Exercise objective: All records are to be printed again exactly as they appear.

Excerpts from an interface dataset
━━━━━━━━

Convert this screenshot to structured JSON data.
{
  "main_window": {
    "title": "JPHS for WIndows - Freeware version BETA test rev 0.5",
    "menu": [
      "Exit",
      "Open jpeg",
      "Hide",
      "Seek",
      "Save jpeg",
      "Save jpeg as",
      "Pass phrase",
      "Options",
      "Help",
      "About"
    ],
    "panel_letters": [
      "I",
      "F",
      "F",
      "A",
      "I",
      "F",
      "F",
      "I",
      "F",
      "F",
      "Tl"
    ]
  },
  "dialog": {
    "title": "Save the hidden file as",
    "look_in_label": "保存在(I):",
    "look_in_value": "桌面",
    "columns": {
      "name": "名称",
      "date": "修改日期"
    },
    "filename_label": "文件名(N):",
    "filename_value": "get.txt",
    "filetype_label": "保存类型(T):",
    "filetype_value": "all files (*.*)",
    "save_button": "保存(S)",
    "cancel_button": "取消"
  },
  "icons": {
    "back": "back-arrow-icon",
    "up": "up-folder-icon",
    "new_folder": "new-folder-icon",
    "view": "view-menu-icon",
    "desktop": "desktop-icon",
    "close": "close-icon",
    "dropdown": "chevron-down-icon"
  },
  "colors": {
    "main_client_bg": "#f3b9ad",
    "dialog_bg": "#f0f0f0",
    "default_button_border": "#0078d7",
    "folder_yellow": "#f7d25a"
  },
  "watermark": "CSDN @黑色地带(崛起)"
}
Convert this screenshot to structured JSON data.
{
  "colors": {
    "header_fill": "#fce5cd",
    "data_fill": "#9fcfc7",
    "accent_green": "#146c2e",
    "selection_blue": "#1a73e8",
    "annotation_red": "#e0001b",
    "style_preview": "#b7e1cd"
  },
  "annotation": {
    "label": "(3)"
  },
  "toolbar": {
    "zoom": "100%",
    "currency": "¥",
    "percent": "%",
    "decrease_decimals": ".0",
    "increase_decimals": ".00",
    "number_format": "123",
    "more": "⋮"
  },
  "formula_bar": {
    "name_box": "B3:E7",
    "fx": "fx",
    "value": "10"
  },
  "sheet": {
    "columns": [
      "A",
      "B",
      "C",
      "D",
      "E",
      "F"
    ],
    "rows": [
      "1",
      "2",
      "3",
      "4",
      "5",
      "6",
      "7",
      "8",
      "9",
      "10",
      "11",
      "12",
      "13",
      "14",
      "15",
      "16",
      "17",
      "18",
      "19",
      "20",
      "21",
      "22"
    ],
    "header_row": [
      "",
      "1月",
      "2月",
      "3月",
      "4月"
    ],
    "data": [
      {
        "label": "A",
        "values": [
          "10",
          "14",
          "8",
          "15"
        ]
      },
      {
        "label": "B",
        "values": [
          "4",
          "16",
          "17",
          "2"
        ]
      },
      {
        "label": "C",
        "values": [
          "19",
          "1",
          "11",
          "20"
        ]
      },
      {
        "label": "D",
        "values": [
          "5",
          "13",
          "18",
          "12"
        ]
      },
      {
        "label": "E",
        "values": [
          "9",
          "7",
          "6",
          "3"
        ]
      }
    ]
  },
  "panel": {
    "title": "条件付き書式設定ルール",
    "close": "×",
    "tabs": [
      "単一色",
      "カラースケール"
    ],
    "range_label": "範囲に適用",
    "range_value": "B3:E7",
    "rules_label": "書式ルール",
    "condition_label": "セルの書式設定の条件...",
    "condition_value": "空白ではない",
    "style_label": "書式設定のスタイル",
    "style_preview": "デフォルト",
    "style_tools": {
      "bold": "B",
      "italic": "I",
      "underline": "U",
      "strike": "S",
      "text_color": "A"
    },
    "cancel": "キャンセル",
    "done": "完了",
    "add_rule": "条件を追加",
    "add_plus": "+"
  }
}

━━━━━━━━

Exercise output:
Convert this screenshot to structured JSON data.
{
  "main_window": {
    "title": "JPHS for WIndows - Freeware version BETA test rev 0.5",
    "menu": [
      "Exit",
      "Open jpeg",
      "Hide",
      "Seek",
      "Save jpeg",
      "Save jpeg as",
      "Pass phrase",
      "Options",
      "Help",
      "About"
    ],
    "panel_letters": [
      "I",
      "F",
      "F",
      "A",
      "I",
      "F",
      "F",
      "I",
      "F",
      "F",
      "Tl"
    ]
  },
  "dialog": {
    "title": "Save the hidden file as",
    "look_in_label": "保存在(I):",
    "look_in_value": "桌面",
    "columns": {
      "name": "名称",
      "date": "修改日期"
    },
    "filename_label": "文件名(N):",
    "filename_value": "get.txt",
    "filetype_label": "保存类型(T):",
    "filetype_value": "all files (*.*)",
    "save_button": "保存(S)",
    "cancel_button": "取消"
  },
  "icons": {
    "back": "back-arrow-icon",
    "up": "up-folder-icon",
    "new_folder": "new-folder-icon",
    "view": "view-menu-icon",
    "desktop": "desktop-icon",
    "close": "close-icon",
    "dropdown": "chevron-down-icon"
  },
  "colors": {
    "main_client_bg": "#f3b9ad",
    "dialog_bg": "#f0f0f0",
    "default_button_border": "#0078d7",
    "folder_yellow": "#f7d25a"
  },
  "watermark": "CSDN @黑色地带(崛起)"
}
Convert this screenshot to structured JSON data.
{
  "colors": {
    "header_fill": "#fce5cd",
    "data_fill": "#9fcfc7",
    "accent_green": "#146c2e",
    "selection_blue": "#1a73e8",
    "annotation_red": "#e0001b",
    "style_preview": "#b7e1cd"
  },
  "annotation": {
    "label": "(3)"
  },
  "toolbar": {
    "zoom": "100%",
    "currency": "¥",
    "percent": "%",
    "decrease_decimals": ".0",
    "increase_decimals": ".00",
    "number_format": "123",
    "more": "⋮"
  },
  "formula_bar": {
    "name_box": "B3:E7",
    "fx": "fx",
    "value": "10"
  },
  "sheet": {
    "columns": [
      "A",
      "B",
      "C",
      "D",
      "E",
      "F"
    ],
    "rows": [
      "1",
      "2",
      "3",
      "4",
      "5",
      "6",
      "7",
      "8",
      "9",
      "10",
      "11",
      "12",
      "13",
      "14",
      "15",
      "16",
      "17",
      "18",
      "19",
      "20",
      "21",
      "22"
    ],
    "header_row": [
      "",
      "1月",
      "2月",
      "3月",
      "4月"
    ],
    "data": [
      {
        "label": "A",
        "values": [
          "10",
          "14",
          "8",
          "15"
        ]
      },
      {
        "label": "B",
        "values": [
          "4",
          "16",
          "17",
          "2"
        ]
      },
      {
        "label": "C",
        "values": [
          "19",
          "1",
          "11",
          "20"
        ]
      },
      {
        "label": "D",
        "values": [
          "5",
          "13",
          "18",
          "12"
        ]
      },
      {
        "label": "E",
        "values": [
          "9",
          "7",
          "6",
          "3"
        ]
      }
    ]
  },
  "panel": {
    "title": "条件付き書式設定ルール",
    "close": "×",
    "tabs": [
      "単一色",
      "カラースケール"
    ],
    "range_label": "範囲に適用",
    "range_value": "B3:E7",
    "rules_label": "書式ルール",
    "condition_label": "セルの書式設定の条件...",
    "condition_value": "空白ではない",
    "style_label": "書式設定のスタイル",
    "style_preview": "デフォルト",
    "style_tools": {
      "bold": "B",
      "italic": "I",
      "underline": "U",
      "strike": "S",
      "text_color": "A"
    },
    "cancel": "キャンセル",
    "done": "完了",
    "add_rule": "条件を追加",
    "add_plus": "+"
  }
}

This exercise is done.